There was a time long ago when lights flashing in the darkness from Clovelly's lonely shore on the north coast of Devon were not for guiding ships in peril, but rather to draw vessels, floundering like captive fish, onto rocks guaranteed to tear hulls asunder. The keening of the wind, killer waves crashing on the beach and the rain, incessant drum beats on sea and sand, all helped to disguise the shouts of wreckers and the screams of drowning passengers.
As I looked down from a cliff-top at the village of Clovelly, it was not surprising to me that for centuries the nefarious occupations of wrecking and smuggling had thrived on this wild and jagged shore. It seemed as if a giant hand had gouged out chunks of cliff and rock where land meets sea, leaving thousands of hidden cavities for illicit activities.
Hereabouts, romantic tales of smugglers, pirates and wreckers committing daring deeds on moonlit nights abound. But in the real world, smugglers and wreckers operated mostly on stormy nights when gales turned the sea to a raging fiend and ships wallowed in its destructive turbulence.

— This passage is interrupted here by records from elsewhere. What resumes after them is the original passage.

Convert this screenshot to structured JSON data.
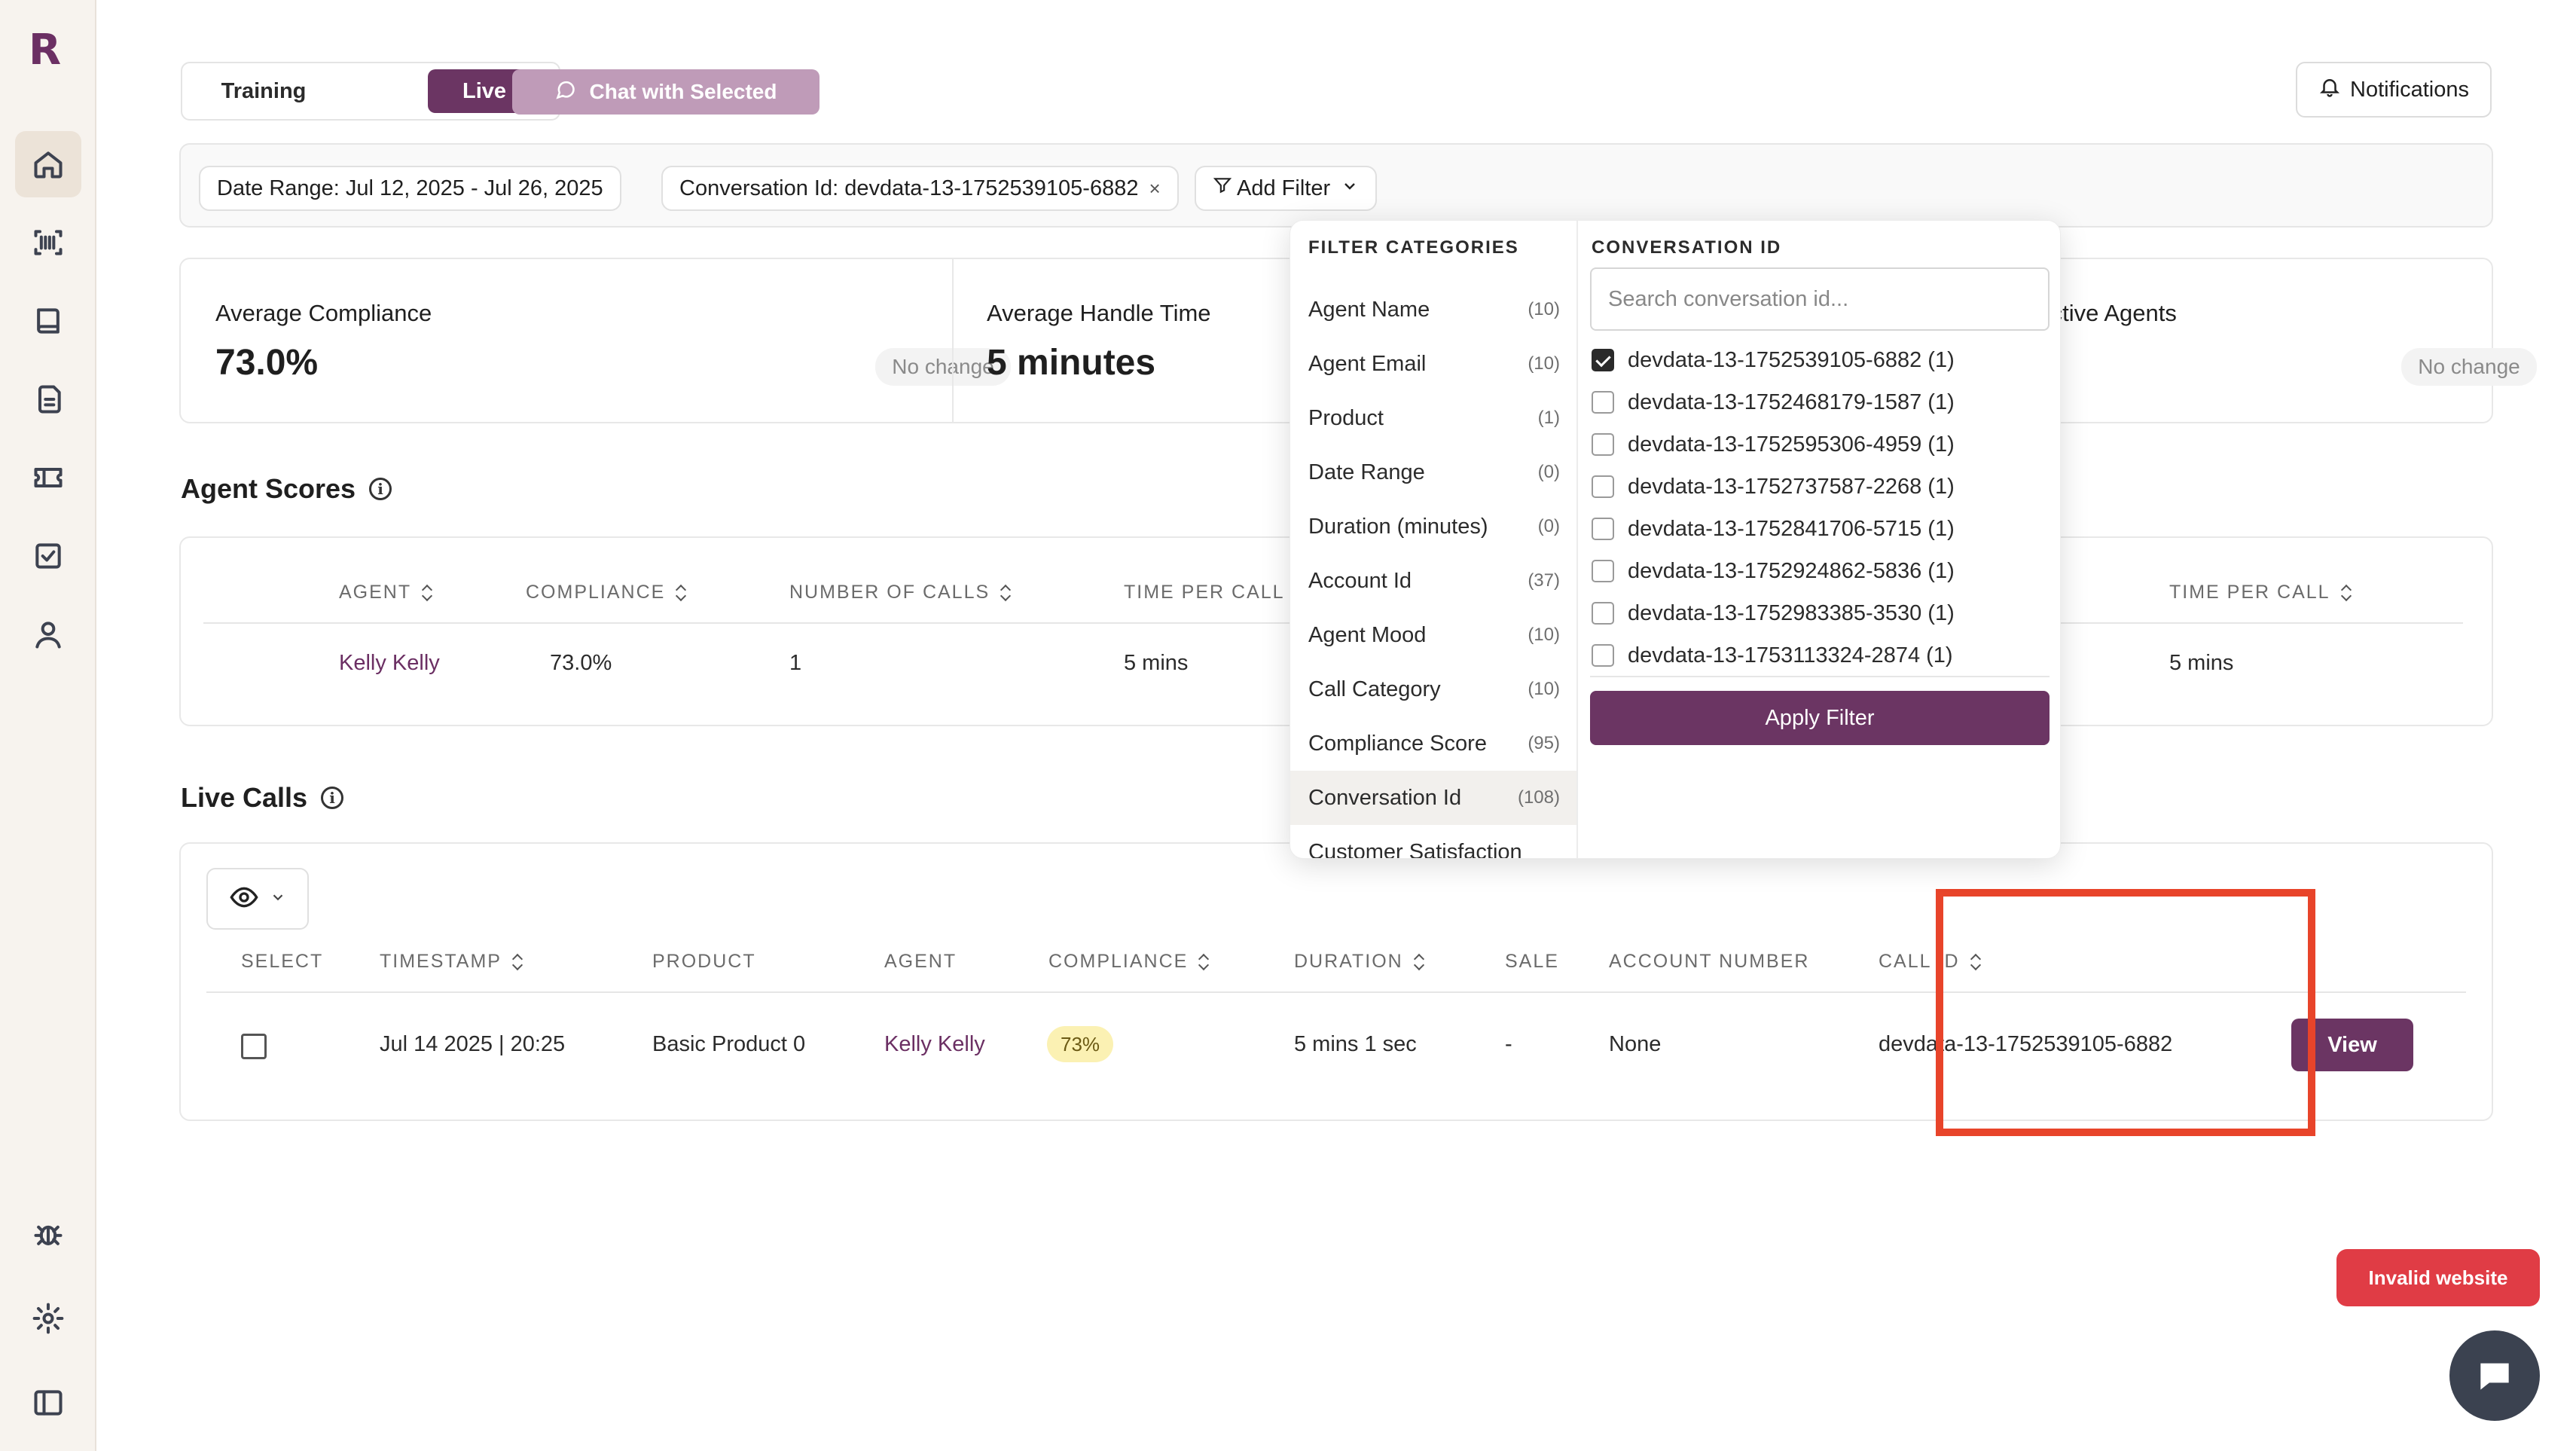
{
  "app": {
    "logo_letter": "R"
  },
  "sidebar": {
    "items": [
      {
        "name": "home-icon"
      },
      {
        "name": "barcode-icon"
      },
      {
        "name": "book-icon"
      },
      {
        "name": "documents-icon"
      },
      {
        "name": "ticket-icon"
      },
      {
        "name": "checklist-icon"
      },
      {
        "name": "user-icon"
      }
    ],
    "bottom_items": [
      {
        "name": "bug-icon"
      },
      {
        "name": "gear-icon"
      },
      {
        "name": "sidebar-toggle-icon"
      }
    ]
  },
  "header": {
    "mode_training": "Training",
    "mode_live": "Live",
    "chat_selected_label": "Chat with Selected",
    "notifications_label": "Notifications"
  },
  "filters": {
    "date_range_chip": "Date Range: Jul 12, 2025 - Jul 26, 2025",
    "conversation_chip": "Conversation Id: devdata-13-1752539105-6882",
    "add_filter_label": "Add Filter"
  },
  "stats": {
    "avg_compliance_label": "Average Compliance",
    "avg_compliance_value": "73.0%",
    "avg_compliance_change": "No change",
    "avg_handle_label": "Average Handle Time",
    "avg_handle_value": "5 minutes",
    "active_agents_label": "Active Agents",
    "active_agents_change": "No change"
  },
  "agent_scores": {
    "title": "Agent Scores",
    "columns": [
      "AGENT",
      "COMPLIANCE",
      "NUMBER OF CALLS",
      "TIME PER CALL",
      "TIME PER CALL"
    ],
    "row": {
      "agent": "Kelly Kelly",
      "compliance": "73.0%",
      "calls": "1",
      "time_per_call": "5 mins",
      "time_per_call_2": "5 mins"
    }
  },
  "live_calls": {
    "title": "Live Calls",
    "columns": [
      "SELECT",
      "TIMESTAMP",
      "PRODUCT",
      "AGENT",
      "COMPLIANCE",
      "DURATION",
      "SALE",
      "ACCOUNT NUMBER",
      "CALL ID"
    ],
    "row": {
      "timestamp": "Jul 14 2025 | 20:25",
      "product": "Basic Product 0",
      "agent": "Kelly Kelly",
      "compliance": "73%",
      "duration": "5 mins 1 sec",
      "sale": "-",
      "account_number": "None",
      "call_id": "devdata-13-1752539105-6882",
      "view_label": "View"
    }
  },
  "filter_dropdown": {
    "categories_heading": "FILTER CATEGORIES",
    "categories": [
      {
        "name": "Agent Name",
        "count": "(10)"
      },
      {
        "name": "Agent Email",
        "count": "(10)"
      },
      {
        "name": "Product",
        "count": "(1)"
      },
      {
        "name": "Date Range",
        "count": "(0)"
      },
      {
        "name": "Duration (minutes)",
        "count": "(0)"
      },
      {
        "name": "Account Id",
        "count": "(37)"
      },
      {
        "name": "Agent Mood",
        "count": "(10)"
      },
      {
        "name": "Call Category",
        "count": "(10)"
      },
      {
        "name": "Compliance Score",
        "count": "(95)"
      },
      {
        "name": "Conversation Id",
        "count": "(108)"
      },
      {
        "name": "Customer Satisfaction",
        "count": ""
      }
    ],
    "options_heading": "CONVERSATION ID",
    "search_placeholder": "Search conversation id...",
    "options": [
      {
        "label": "devdata-13-1752539105-6882 (1)",
        "checked": true
      },
      {
        "label": "devdata-13-1752468179-1587 (1)",
        "checked": false
      },
      {
        "label": "devdata-13-1752595306-4959 (1)",
        "checked": false
      },
      {
        "label": "devdata-13-1752737587-2268 (1)",
        "checked": false
      },
      {
        "label": "devdata-13-1752841706-5715 (1)",
        "checked": false
      },
      {
        "label": "devdata-13-1752924862-5836 (1)",
        "checked": false
      },
      {
        "label": "devdata-13-1752983385-3530 (1)",
        "checked": false
      },
      {
        "label": "devdata-13-1753113324-2874 (1)",
        "checked": false
      }
    ],
    "apply_label": "Apply Filter"
  },
  "floating": {
    "invalid_label": "Invalid website"
  },
  "colors": {
    "brand": "#6b3563",
    "brand_light": "#bf9bb8",
    "highlight": "#e8442a",
    "badge_yellow": "#fbf1b3",
    "invalid_red": "#e03c45"
  }
}
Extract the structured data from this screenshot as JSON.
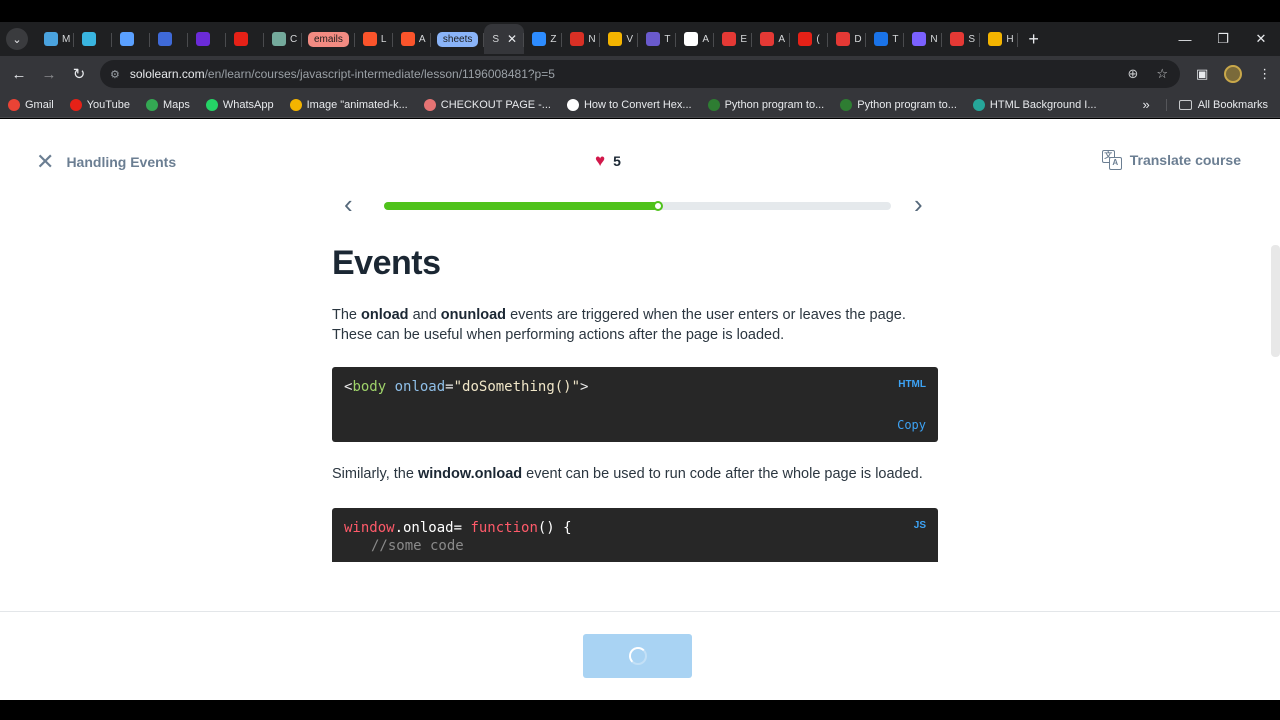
{
  "browser": {
    "tabs": [
      {
        "icon": "gmail-m-icon",
        "color": "#4aa3df",
        "letter": "M"
      },
      {
        "icon": "play-icon",
        "color": "#39b5e0",
        "letter": ""
      },
      {
        "icon": "circle-icon",
        "color": "#5aa0ff",
        "letter": ""
      },
      {
        "icon": "crown-icon",
        "color": "#3f6ad8",
        "letter": ""
      },
      {
        "icon": "upwork-icon",
        "color": "#6b2bd8",
        "letter": ""
      },
      {
        "icon": "youtube-icon",
        "color": "#e62117",
        "letter": ""
      },
      {
        "icon": "chatgpt-icon",
        "color": "#74aa9c",
        "letter": "C"
      },
      {
        "icon": "emails-chip",
        "color": "#f28b82",
        "chip": "emails"
      },
      {
        "icon": "brave-icon",
        "color": "#fb542b",
        "letter": "L"
      },
      {
        "icon": "brave-icon",
        "color": "#fb542b",
        "letter": "A"
      },
      {
        "icon": "sheets-chip",
        "color": "#8ab4f8",
        "chip": "sheets"
      },
      {
        "icon": "active-tab",
        "letter": "S",
        "active": true
      },
      {
        "icon": "zoom-icon",
        "color": "#2d8cff",
        "letter": "Z"
      },
      {
        "icon": "mail-icon",
        "color": "#d93025",
        "letter": "N"
      },
      {
        "icon": "drive-icon",
        "color": "#f4b400",
        "letter": "V"
      },
      {
        "icon": "globe-icon",
        "color": "#6a5acd",
        "letter": "T"
      },
      {
        "icon": "d-icon",
        "color": "#ffffff",
        "letter": "A"
      },
      {
        "icon": "e-icon",
        "color": "#e53935",
        "letter": "E"
      },
      {
        "icon": "co-icon",
        "color": "#e53935",
        "letter": "A"
      },
      {
        "icon": "youtube-icon",
        "color": "#e62117",
        "letter": "("
      },
      {
        "icon": "opera-icon",
        "color": "#e53935",
        "letter": "D"
      },
      {
        "icon": "c-icon",
        "color": "#1a73e8",
        "letter": "T"
      },
      {
        "icon": "video-icon",
        "color": "#7b61ff",
        "letter": "N"
      },
      {
        "icon": "co-icon",
        "color": "#e53935",
        "letter": "S"
      },
      {
        "icon": "chrome-icon",
        "color": "#f4b400",
        "letter": "H"
      }
    ],
    "url_host": "sololearn.com",
    "url_path": "/en/learn/courses/javascript-intermediate/lesson/1196008481?p=5",
    "bookmarks": [
      {
        "label": "Gmail",
        "color": "#ea4335"
      },
      {
        "label": "YouTube",
        "color": "#e62117"
      },
      {
        "label": "Maps",
        "color": "#34a853"
      },
      {
        "label": "WhatsApp",
        "color": "#25d366"
      },
      {
        "label": "Image \"animated-k...",
        "color": "#f4b400"
      },
      {
        "label": "CHECKOUT PAGE -...",
        "color": "#e57373"
      },
      {
        "label": "How to Convert Hex...",
        "color": "#ffffff"
      },
      {
        "label": "Python program to...",
        "color": "#2e7d32"
      },
      {
        "label": "Python program to...",
        "color": "#2e7d32"
      },
      {
        "label": "HTML Background I...",
        "color": "#26a69a"
      }
    ],
    "more_label": "»",
    "all_bookmarks": "All Bookmarks"
  },
  "lesson": {
    "back_label": "Handling Events",
    "hearts": "5",
    "translate_label": "Translate course",
    "progress": 0.54,
    "title": "Events",
    "para1_pre": "The ",
    "para1_b1": "onload",
    "para1_mid": " and ",
    "para1_b2": "onunload",
    "para1_post": " events are triggered when the user enters or leaves the page. These can be useful when performing actions after the page is loaded.",
    "code1_lang": "HTML",
    "code1_copy": "Copy",
    "code1_open": "<",
    "code1_tag": "body",
    "code1_attr": "onload",
    "code1_eq": "=",
    "code1_value": "\"doSomething()\"",
    "code1_close": ">",
    "para2_pre": "Similarly, the ",
    "para2_b": "window.onload",
    "para2_post": " event can be used to run code after the whole page is loaded.",
    "code2_lang": "JS",
    "code2_obj": "window",
    "code2_prop": ".onload= ",
    "code2_kw": "function",
    "code2_rest": "() {",
    "code2_comment": "//some code"
  }
}
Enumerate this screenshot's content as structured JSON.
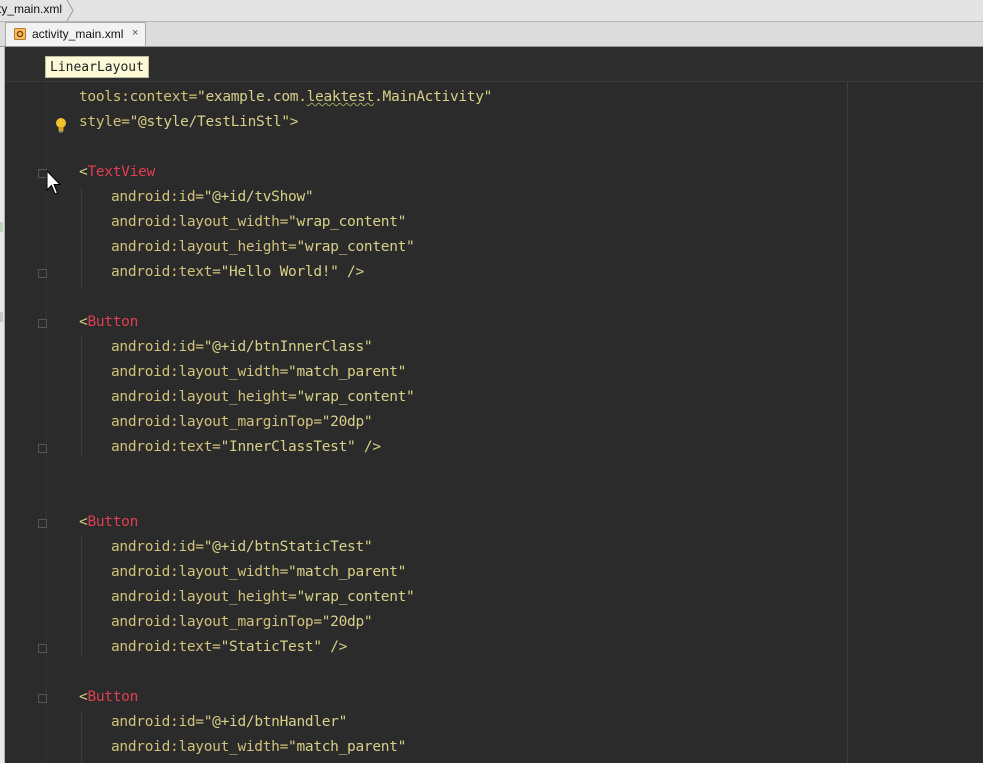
{
  "breadcrumb": {
    "file": "ty_main.xml"
  },
  "tab": {
    "label": "activity_main.xml",
    "close": "×"
  },
  "tooltip": {
    "text": "LinearLayout"
  },
  "code": {
    "l1_attr": "tools:context=",
    "l1_val_a": "\"example.com.",
    "l1_val_b": "leaktest",
    "l1_val_c": ".MainActivity\"",
    "l2_attr": "style=",
    "l2_val": "\"@style/TestLinStl\"",
    "l2_end": ">",
    "tv_open": "<",
    "tv_tag": "TextView",
    "tv_id_attr": "android:id=",
    "tv_id_val": "\"@+id/tvShow\"",
    "tv_w_attr": "android:layout_width=",
    "tv_w_val": "\"wrap_content\"",
    "tv_h_attr": "android:layout_height=",
    "tv_h_val": "\"wrap_content\"",
    "tv_t_attr": "android:text=",
    "tv_t_val": "\"Hello World!\"",
    "tv_t_end": " />",
    "b1_open": "<",
    "b1_tag": "Button",
    "b1_id_attr": "android:id=",
    "b1_id_val": "\"@+id/btnInnerClass\"",
    "b1_w_attr": "android:layout_width=",
    "b1_w_val": "\"match_parent\"",
    "b1_h_attr": "android:layout_height=",
    "b1_h_val": "\"wrap_content\"",
    "b1_m_attr": "android:layout_marginTop=",
    "b1_m_val": "\"20dp\"",
    "b1_t_attr": "android:text=",
    "b1_t_val": "\"InnerClassTest\"",
    "b1_t_end": " />",
    "b2_open": "<",
    "b2_tag": "Button",
    "b2_id_attr": "android:id=",
    "b2_id_val": "\"@+id/btnStaticTest\"",
    "b2_w_attr": "android:layout_width=",
    "b2_w_val": "\"match_parent\"",
    "b2_h_attr": "android:layout_height=",
    "b2_h_val": "\"wrap_content\"",
    "b2_m_attr": "android:layout_marginTop=",
    "b2_m_val": "\"20dp\"",
    "b2_t_attr": "android:text=",
    "b2_t_val": "\"StaticTest\"",
    "b2_t_end": " />",
    "b3_open": "<",
    "b3_tag": "Button",
    "b3_id_attr": "android:id=",
    "b3_id_val": "\"@+id/btnHandler\"",
    "b3_w_attr": "android:layout_width=",
    "b3_w_val": "\"match_parent\""
  },
  "colors": {
    "editor_bg": "#2b2b2b",
    "attr": "#d0c27a",
    "value": "#d7d088",
    "tag": "#e03e52",
    "tooltip_bg": "#fcf9d6"
  }
}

An excerpt from my up-coming book...
Photos copyright Anne Gordon
Posted by Anne Gordon on Monday, 6th February, 2012